ON a good night, you can see Saturn from York Observatory, and now the building is open to the public during the day - thanks in part to The Press.
The observatory, in the Museum Gardens, welcomes visitors every Tuesday and Thursday, from 1pm until 4pm, and every other Friday at the same time, after a successful volunteer recruitment campaign.
The volunteers, who have been trained by the museum's curator of astronomy, Martin Lunn, have been employed to help people explore the building and explain its history to them.
Fiona Burton, volunteers manager at the museum, said: "We have been thrilled by how enthusiastic the volunteers are. The programme has got off to a brilliant start. We are getting more than 60 people visiting the observatory in a three hour session, and they are learning about this important part of York's history. If it was not open, these people would not get the chance to see inside and learn all about it from the brilliant volunteers."

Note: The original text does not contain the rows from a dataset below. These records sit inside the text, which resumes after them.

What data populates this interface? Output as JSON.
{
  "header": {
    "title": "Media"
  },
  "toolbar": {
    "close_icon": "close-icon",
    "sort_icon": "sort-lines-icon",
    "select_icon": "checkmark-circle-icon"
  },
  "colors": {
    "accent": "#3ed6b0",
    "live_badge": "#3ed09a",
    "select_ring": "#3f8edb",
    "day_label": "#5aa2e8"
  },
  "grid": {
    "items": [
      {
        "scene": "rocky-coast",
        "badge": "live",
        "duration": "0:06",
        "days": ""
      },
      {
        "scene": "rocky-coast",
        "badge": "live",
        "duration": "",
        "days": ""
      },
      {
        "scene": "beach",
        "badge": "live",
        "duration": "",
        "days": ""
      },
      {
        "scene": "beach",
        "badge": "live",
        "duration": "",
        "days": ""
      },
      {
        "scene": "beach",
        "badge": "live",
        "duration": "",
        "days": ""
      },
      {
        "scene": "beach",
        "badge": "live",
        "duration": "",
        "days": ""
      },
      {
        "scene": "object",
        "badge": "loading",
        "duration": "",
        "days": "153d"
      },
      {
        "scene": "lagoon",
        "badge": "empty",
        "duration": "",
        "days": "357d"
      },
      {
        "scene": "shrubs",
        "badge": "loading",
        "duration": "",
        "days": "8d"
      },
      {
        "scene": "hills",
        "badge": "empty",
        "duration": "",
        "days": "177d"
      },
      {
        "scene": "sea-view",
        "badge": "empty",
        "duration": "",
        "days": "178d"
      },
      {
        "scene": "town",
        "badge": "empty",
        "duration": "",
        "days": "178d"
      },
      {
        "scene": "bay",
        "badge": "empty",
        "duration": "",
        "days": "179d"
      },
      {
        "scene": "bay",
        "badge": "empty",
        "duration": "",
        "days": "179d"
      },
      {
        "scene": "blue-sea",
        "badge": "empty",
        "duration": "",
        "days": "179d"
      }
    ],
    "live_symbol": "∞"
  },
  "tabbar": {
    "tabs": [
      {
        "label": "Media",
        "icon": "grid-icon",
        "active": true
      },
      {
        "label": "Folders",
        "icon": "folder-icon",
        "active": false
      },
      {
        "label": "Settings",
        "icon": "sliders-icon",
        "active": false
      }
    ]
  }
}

This month, the observatory is also open every Wednesday for Sun Days, during which people can safely observe the closest star to the earth.
The building - which houses the oldest working observatory in Yorkshire - contains a clock that was the most accurate timepiece in York in the middle of the 19th century.
Made by Barraud of London in 1811, it tells the time based on observations of the positions of the stars.
With more inquiries coming in from people eager to volunteer at the observatory, the York Museums Trust is aiming to open the building seven days a week for the first time by the summer of 2008.
Fiona said: "Thousands of people walk past the observatory every year and many are intrigued by what it is and why it is there.
"Our aim is to recruit about 20 to 30 volunteers of all ages and all backgrounds to bring this hidden treasure of York to life all year round."
If you would like to volunteer, email Fiona at firstname.lastname@example.org.
There will be a number of open evenings and astronomy talks at the observatory in the autumn - see www.yorkshiremuseum.org.uk for details.
Entry into the observatory and to the events is free.